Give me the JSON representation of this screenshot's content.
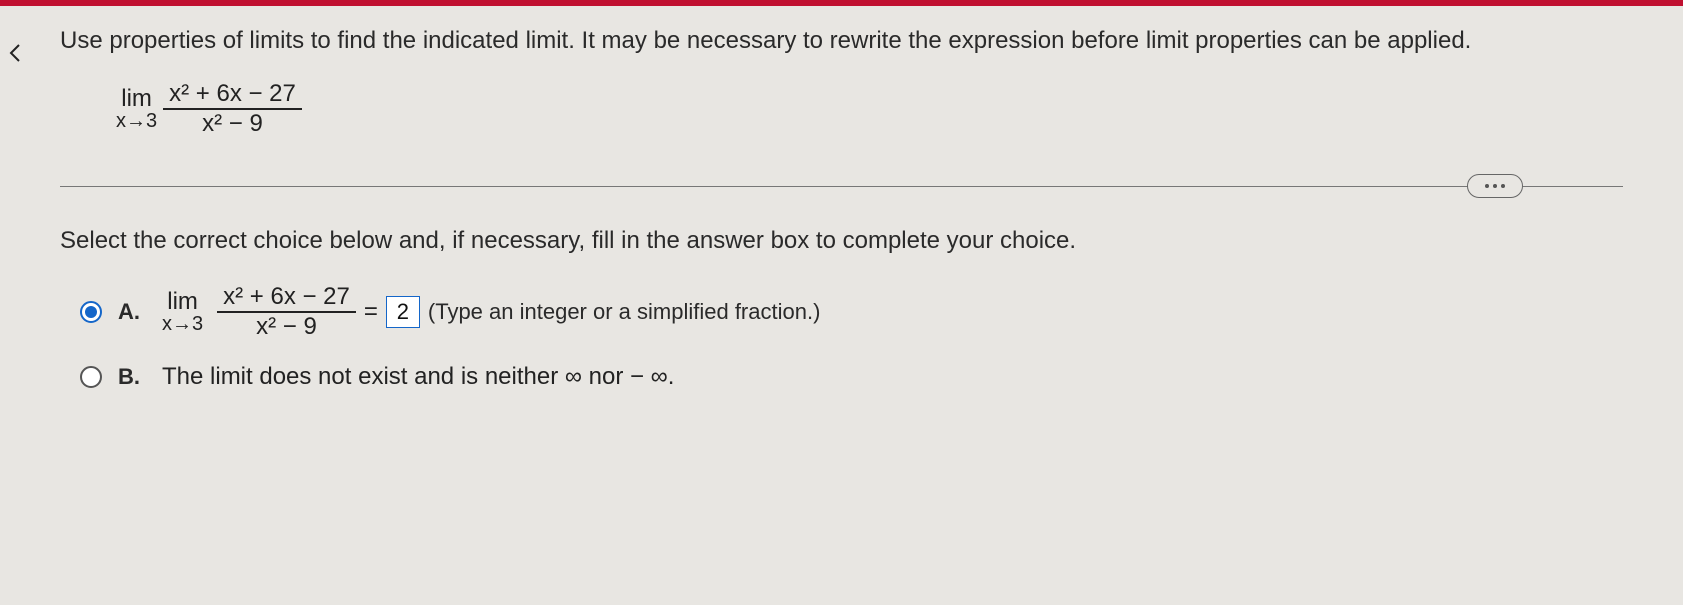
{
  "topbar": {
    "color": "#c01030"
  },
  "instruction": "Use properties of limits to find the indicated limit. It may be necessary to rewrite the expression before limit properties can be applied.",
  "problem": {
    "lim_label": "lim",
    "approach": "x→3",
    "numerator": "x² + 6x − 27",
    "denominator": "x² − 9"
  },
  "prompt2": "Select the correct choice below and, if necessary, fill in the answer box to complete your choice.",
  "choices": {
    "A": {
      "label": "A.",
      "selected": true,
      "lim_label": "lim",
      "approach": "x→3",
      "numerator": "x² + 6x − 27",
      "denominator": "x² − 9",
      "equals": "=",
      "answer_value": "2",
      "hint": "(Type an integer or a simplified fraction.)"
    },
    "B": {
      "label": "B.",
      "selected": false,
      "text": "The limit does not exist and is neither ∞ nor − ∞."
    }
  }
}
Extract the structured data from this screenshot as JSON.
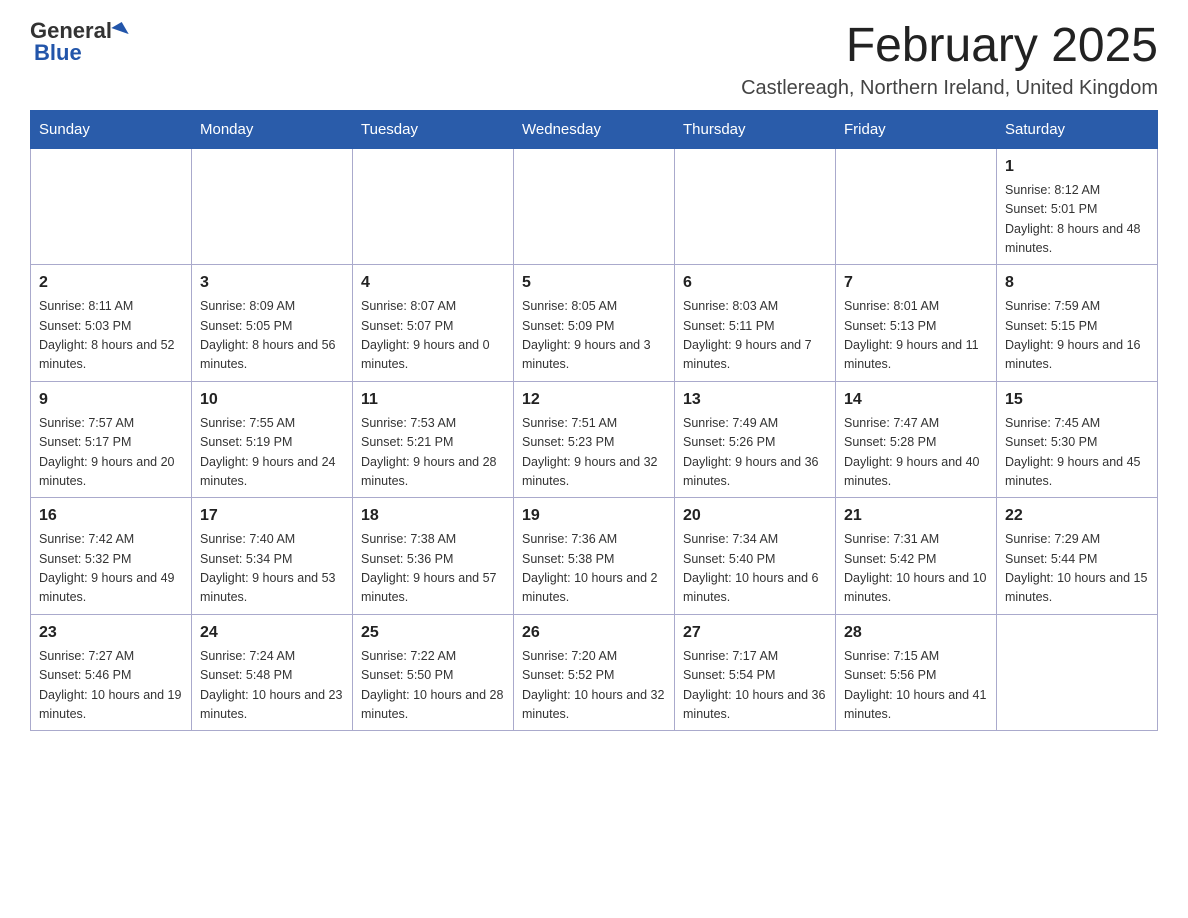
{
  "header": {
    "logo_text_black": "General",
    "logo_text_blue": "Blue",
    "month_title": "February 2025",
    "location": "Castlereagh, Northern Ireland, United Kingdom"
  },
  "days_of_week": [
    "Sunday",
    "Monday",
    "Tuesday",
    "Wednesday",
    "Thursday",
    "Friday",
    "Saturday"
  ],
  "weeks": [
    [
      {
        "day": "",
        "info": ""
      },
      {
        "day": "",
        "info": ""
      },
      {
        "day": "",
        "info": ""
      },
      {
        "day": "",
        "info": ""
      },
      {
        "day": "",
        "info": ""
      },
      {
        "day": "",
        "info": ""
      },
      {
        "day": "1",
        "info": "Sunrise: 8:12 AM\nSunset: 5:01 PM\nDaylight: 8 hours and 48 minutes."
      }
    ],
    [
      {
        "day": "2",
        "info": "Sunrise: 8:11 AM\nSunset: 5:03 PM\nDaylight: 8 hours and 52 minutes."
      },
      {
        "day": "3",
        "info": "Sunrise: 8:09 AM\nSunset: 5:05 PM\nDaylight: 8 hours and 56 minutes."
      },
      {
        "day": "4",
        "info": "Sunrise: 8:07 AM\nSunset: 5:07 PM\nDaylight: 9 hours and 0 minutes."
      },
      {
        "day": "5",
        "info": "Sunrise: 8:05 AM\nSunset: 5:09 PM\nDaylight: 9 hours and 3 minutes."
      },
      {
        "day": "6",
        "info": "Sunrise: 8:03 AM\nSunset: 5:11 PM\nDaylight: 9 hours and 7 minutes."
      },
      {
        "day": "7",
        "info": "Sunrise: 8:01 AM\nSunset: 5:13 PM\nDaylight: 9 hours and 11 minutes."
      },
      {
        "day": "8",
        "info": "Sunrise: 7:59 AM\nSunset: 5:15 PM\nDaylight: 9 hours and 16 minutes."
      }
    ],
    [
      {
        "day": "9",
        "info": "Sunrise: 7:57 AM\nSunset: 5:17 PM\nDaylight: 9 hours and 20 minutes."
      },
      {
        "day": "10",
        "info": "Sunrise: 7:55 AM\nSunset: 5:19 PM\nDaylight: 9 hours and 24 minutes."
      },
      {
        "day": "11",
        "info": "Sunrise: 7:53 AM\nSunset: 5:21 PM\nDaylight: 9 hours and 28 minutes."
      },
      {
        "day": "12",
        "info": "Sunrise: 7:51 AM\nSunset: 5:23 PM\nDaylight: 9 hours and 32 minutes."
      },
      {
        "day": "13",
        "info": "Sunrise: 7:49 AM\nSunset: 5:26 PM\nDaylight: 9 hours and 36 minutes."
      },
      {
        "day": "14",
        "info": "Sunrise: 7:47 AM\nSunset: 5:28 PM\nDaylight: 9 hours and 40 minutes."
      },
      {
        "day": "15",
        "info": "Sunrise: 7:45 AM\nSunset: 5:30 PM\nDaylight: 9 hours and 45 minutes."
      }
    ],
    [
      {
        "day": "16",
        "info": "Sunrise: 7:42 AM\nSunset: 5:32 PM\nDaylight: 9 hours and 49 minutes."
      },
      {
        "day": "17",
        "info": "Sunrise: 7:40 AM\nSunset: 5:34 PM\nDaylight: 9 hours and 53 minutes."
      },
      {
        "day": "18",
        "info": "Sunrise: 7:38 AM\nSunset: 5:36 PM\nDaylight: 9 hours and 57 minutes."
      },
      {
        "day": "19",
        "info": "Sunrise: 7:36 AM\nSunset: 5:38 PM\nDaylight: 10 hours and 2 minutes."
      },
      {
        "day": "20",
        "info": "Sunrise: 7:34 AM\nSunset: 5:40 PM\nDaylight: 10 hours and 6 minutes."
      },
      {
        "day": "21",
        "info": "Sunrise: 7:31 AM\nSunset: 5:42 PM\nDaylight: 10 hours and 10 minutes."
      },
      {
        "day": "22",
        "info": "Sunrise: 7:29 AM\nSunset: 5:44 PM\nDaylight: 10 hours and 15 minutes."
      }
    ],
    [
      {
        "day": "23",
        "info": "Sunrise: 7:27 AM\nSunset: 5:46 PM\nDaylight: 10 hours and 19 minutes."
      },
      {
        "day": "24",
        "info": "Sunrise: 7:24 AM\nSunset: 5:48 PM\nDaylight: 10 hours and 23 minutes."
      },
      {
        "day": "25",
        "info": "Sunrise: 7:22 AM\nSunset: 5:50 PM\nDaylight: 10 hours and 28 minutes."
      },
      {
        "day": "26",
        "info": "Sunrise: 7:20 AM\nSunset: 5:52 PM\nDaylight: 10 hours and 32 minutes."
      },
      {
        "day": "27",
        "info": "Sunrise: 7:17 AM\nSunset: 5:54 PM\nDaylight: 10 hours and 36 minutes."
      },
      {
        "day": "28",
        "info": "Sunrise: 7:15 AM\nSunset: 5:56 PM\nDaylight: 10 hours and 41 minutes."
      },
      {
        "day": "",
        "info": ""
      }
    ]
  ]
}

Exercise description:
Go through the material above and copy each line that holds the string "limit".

Solution for this exercise:
  "instruction": "Use properties of limits to find the indicated limit. It may be necessary to rewrite the expression before limit properties can be applied.",
      "text": "The limit does not exist and is neither ∞ nor − ∞."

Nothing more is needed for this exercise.